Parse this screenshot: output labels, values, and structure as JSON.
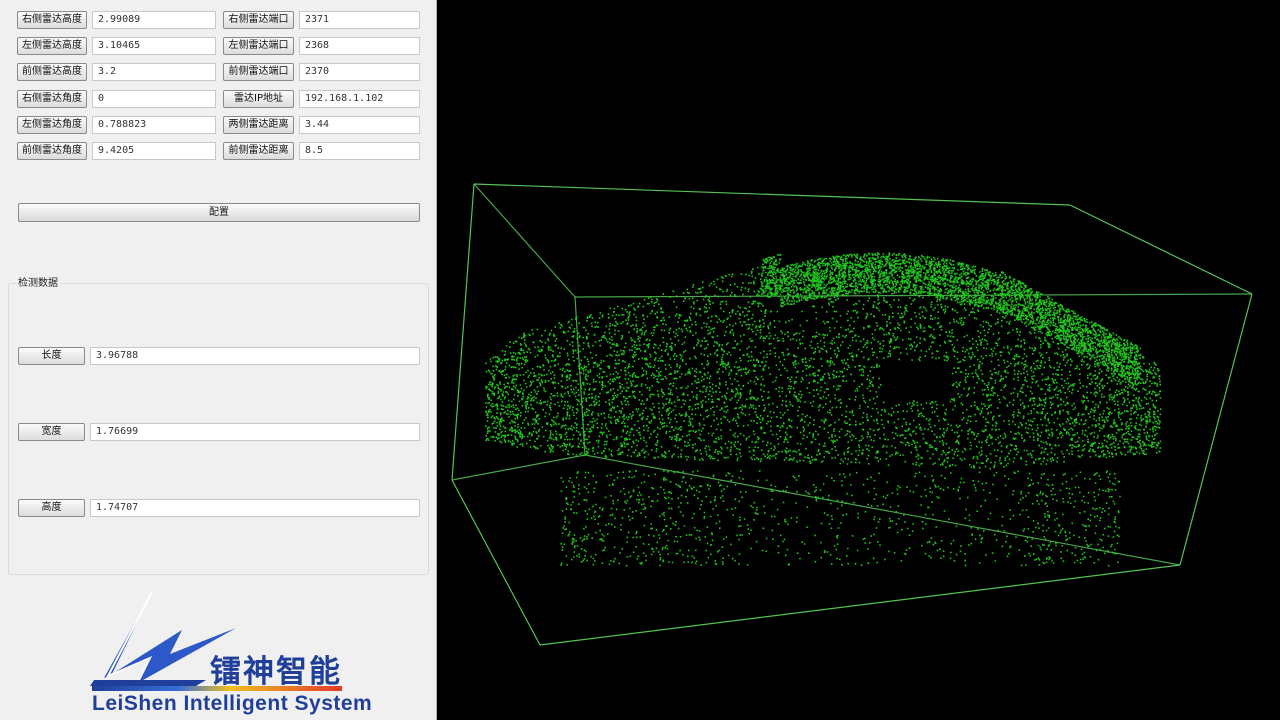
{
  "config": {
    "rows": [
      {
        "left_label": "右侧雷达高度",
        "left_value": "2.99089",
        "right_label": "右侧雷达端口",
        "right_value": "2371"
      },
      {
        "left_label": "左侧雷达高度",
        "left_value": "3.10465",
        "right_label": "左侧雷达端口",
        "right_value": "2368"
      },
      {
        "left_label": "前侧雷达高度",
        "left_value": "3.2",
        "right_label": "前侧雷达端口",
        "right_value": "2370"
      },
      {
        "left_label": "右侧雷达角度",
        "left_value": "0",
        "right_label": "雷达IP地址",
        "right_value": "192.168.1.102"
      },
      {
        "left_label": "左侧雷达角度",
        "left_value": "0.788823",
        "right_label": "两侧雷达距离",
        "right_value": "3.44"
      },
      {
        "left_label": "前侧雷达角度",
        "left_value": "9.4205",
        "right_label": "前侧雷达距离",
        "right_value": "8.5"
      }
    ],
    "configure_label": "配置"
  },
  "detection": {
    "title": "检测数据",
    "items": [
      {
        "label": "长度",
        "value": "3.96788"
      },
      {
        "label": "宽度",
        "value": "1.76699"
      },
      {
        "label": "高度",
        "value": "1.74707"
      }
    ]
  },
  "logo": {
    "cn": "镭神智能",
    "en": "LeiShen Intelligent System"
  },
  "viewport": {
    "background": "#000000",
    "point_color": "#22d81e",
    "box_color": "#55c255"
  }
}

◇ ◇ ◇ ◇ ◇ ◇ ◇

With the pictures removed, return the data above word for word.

Parse this screenshot: output labels, values, and structure as JSON.
{
  "config": {
    "rows": [
      {
        "left_label": "右侧雷达高度",
        "left_value": "2.99089",
        "right_label": "右侧雷达端口",
        "right_value": "2371"
      },
      {
        "left_label": "左侧雷达高度",
        "left_value": "3.10465",
        "right_label": "左侧雷达端口",
        "right_value": "2368"
      },
      {
        "left_label": "前侧雷达高度",
        "left_value": "3.2",
        "right_label": "前侧雷达端口",
        "right_value": "2370"
      },
      {
        "left_label": "右侧雷达角度",
        "left_value": "0",
        "right_label": "雷达IP地址",
        "right_value": "192.168.1.102"
      },
      {
        "left_label": "左侧雷达角度",
        "left_value": "0.788823",
        "right_label": "两侧雷达距离",
        "right_value": "3.44"
      },
      {
        "left_label": "前侧雷达角度",
        "left_value": "9.4205",
        "right_label": "前侧雷达距离",
        "right_value": "8.5"
      }
    ],
    "configure_label": "配置"
  },
  "detection": {
    "title": "检测数据",
    "items": [
      {
        "label": "长度",
        "value": "3.96788"
      },
      {
        "label": "宽度",
        "value": "1.76699"
      },
      {
        "label": "高度",
        "value": "1.74707"
      }
    ]
  },
  "logo": {
    "cn": "镭神智能",
    "en": "LeiShen Intelligent System"
  },
  "viewport": {
    "background": "#000000",
    "point_color": "#22d81e",
    "box_color": "#55c255"
  }
}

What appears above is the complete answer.